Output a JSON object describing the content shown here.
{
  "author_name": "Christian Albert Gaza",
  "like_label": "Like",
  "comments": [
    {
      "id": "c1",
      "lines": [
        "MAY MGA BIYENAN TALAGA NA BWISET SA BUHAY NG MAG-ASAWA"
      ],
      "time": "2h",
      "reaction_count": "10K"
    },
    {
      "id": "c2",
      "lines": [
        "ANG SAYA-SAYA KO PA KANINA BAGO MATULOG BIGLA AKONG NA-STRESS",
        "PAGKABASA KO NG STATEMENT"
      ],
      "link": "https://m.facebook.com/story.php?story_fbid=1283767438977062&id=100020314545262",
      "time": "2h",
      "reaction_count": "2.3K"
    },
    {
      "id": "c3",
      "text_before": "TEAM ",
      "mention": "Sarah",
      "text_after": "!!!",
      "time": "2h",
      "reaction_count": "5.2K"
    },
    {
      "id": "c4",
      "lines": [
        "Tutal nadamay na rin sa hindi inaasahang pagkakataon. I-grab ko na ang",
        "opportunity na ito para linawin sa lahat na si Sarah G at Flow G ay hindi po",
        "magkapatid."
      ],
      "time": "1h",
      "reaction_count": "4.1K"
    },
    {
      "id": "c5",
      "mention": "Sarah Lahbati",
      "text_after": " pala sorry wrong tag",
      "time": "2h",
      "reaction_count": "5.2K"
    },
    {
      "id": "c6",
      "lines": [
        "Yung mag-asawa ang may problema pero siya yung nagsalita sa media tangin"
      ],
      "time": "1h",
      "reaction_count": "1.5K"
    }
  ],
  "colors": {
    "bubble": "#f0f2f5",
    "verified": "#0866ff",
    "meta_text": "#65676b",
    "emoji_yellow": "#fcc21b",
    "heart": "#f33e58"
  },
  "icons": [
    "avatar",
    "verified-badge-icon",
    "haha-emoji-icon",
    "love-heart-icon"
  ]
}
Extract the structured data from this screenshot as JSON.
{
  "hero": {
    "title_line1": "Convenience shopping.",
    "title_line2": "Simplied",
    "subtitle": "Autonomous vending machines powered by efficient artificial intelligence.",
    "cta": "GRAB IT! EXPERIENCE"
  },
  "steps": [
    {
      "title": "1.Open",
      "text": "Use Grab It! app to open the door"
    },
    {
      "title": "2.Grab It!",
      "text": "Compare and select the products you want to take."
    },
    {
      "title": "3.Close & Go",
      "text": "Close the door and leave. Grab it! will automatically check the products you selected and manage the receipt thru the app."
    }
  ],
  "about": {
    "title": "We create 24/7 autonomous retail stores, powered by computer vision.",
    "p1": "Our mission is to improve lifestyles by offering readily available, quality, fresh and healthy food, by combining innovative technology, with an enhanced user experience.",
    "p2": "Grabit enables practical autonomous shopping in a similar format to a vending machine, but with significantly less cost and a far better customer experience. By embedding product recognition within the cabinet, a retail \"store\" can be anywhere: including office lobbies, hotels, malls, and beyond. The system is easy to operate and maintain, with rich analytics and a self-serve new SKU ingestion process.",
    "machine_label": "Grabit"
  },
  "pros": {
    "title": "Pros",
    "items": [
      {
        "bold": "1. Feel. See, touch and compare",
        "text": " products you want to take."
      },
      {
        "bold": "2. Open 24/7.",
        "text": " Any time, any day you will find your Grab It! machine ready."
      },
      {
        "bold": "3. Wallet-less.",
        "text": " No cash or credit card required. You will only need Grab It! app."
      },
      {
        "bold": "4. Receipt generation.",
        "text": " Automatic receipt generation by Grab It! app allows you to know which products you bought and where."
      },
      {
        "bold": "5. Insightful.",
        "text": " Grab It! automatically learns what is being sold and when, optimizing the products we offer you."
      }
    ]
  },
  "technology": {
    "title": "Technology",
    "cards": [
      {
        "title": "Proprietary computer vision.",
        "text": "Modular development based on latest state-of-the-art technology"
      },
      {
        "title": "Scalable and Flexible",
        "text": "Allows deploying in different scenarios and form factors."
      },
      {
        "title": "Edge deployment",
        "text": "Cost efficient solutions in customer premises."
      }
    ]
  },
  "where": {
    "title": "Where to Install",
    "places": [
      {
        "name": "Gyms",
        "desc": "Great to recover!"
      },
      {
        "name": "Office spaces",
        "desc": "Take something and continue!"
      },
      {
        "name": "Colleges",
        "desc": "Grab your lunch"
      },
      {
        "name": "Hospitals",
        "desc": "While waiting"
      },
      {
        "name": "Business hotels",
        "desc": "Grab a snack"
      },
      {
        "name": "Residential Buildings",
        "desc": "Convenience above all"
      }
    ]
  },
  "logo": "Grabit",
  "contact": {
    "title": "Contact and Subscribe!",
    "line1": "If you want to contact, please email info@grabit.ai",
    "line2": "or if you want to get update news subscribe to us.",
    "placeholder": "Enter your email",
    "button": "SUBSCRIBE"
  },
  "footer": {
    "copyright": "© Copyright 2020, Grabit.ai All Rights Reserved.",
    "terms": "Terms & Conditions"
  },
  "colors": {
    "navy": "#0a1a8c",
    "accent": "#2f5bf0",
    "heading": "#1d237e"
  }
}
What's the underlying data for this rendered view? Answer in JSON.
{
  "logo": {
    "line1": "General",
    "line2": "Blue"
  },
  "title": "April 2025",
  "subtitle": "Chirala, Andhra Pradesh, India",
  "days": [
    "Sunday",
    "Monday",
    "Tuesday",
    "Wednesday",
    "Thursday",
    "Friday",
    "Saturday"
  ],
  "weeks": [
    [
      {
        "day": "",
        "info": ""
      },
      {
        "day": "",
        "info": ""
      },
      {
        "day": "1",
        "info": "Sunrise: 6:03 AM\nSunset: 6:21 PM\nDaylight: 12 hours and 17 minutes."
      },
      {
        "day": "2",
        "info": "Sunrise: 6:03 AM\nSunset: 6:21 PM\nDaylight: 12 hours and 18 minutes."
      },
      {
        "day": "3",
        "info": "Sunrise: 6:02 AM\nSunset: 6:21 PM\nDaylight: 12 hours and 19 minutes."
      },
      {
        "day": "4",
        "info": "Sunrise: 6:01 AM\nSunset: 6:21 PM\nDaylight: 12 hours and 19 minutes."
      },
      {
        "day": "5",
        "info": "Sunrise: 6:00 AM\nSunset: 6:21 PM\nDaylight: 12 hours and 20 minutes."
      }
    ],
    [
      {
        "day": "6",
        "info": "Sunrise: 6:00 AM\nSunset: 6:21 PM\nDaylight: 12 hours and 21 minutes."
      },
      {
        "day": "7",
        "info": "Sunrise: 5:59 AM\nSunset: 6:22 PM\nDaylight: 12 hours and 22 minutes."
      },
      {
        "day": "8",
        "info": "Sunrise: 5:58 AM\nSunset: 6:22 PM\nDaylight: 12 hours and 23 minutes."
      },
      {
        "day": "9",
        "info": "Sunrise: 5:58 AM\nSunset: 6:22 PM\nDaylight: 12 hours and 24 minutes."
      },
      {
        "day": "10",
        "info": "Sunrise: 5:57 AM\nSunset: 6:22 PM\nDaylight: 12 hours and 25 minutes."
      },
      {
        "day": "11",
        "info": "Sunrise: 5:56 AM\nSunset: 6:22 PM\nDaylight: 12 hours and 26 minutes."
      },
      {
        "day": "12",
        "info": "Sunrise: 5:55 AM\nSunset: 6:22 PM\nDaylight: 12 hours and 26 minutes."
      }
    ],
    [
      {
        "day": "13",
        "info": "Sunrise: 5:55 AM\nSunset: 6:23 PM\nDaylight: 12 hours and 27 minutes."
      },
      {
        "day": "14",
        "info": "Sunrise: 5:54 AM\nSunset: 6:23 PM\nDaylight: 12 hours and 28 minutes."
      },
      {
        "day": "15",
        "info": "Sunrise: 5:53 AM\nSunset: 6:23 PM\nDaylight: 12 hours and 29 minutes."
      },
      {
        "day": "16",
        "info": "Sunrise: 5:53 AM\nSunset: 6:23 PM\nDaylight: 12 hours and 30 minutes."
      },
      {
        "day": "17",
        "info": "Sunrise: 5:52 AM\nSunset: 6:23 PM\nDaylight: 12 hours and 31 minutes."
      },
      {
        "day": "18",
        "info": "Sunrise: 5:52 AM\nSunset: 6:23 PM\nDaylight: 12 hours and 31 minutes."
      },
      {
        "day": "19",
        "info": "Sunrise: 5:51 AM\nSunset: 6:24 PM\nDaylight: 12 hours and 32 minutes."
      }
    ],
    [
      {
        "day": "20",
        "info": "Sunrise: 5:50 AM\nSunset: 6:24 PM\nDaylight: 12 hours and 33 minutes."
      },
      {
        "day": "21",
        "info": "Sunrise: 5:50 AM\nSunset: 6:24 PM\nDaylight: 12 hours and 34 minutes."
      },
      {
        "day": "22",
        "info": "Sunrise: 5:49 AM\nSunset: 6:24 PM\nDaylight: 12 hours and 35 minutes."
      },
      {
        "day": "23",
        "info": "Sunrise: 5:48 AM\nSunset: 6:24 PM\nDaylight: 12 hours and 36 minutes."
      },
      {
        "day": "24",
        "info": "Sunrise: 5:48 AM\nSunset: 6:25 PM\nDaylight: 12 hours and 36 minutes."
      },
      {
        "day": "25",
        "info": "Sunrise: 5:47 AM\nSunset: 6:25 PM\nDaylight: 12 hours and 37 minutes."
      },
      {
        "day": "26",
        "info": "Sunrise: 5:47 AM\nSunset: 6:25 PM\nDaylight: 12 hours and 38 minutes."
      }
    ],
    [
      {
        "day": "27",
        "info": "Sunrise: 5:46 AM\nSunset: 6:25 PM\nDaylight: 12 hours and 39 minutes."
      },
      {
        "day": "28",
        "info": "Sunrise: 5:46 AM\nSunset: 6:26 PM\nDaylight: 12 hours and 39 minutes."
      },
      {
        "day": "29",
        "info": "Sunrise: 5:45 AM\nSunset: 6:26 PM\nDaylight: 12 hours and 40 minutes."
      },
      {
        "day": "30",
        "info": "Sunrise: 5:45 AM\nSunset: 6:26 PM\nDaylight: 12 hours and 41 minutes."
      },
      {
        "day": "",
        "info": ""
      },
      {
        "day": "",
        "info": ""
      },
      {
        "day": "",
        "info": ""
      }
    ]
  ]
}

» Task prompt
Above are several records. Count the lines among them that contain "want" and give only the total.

» Exercise output
4